Retype the whole of the data exactly.
---------- Supplied records ----------
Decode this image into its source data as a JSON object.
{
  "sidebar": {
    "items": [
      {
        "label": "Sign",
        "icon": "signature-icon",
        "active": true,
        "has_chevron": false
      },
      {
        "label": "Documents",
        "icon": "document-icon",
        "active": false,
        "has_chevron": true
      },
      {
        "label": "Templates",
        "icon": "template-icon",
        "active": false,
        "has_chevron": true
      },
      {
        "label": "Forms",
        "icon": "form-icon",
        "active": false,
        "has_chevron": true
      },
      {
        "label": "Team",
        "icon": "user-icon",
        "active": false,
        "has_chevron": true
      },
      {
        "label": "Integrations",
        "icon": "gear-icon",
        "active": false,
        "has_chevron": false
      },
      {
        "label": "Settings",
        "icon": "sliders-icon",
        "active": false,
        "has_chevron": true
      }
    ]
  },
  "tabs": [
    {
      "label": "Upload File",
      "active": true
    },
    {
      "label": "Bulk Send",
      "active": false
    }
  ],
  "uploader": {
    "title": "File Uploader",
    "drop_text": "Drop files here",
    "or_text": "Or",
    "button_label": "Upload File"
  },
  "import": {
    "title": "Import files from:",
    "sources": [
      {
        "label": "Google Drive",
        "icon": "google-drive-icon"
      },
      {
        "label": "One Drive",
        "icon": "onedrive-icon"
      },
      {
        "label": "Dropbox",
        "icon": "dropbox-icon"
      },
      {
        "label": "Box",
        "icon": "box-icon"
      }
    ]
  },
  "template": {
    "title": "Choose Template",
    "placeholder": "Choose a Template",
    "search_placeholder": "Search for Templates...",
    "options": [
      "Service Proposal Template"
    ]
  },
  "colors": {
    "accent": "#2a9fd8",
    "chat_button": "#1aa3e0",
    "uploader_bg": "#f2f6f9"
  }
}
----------
Task answer.
Decode this image into its source data as a JSON object.
{
  "sidebar": {
    "items": [
      {
        "label": "Sign",
        "icon": "signature-icon",
        "active": true,
        "has_chevron": false
      },
      {
        "label": "Documents",
        "icon": "document-icon",
        "active": false,
        "has_chevron": true
      },
      {
        "label": "Templates",
        "icon": "template-icon",
        "active": false,
        "has_chevron": true
      },
      {
        "label": "Forms",
        "icon": "form-icon",
        "active": false,
        "has_chevron": true
      },
      {
        "label": "Team",
        "icon": "user-icon",
        "active": false,
        "has_chevron": true
      },
      {
        "label": "Integrations",
        "icon": "gear-icon",
        "active": false,
        "has_chevron": false
      },
      {
        "label": "Settings",
        "icon": "sliders-icon",
        "active": false,
        "has_chevron": true
      }
    ]
  },
  "tabs": [
    {
      "label": "Upload File",
      "active": true
    },
    {
      "label": "Bulk Send",
      "active": false
    }
  ],
  "uploader": {
    "title": "File Uploader",
    "drop_text": "Drop files here",
    "or_text": "Or",
    "button_label": "Upload File"
  },
  "import": {
    "title": "Import files from:",
    "sources": [
      {
        "label": "Google Drive",
        "icon": "google-drive-icon"
      },
      {
        "label": "One Drive",
        "icon": "onedrive-icon"
      },
      {
        "label": "Dropbox",
        "icon": "dropbox-icon"
      },
      {
        "label": "Box",
        "icon": "box-icon"
      }
    ]
  },
  "template": {
    "title": "Choose Template",
    "placeholder": "Choose a Template",
    "search_placeholder": "Search for Templates...",
    "options": [
      "Service Proposal Template"
    ]
  },
  "colors": {
    "accent": "#2a9fd8",
    "chat_button": "#1aa3e0",
    "uploader_bg": "#f2f6f9"
  }
}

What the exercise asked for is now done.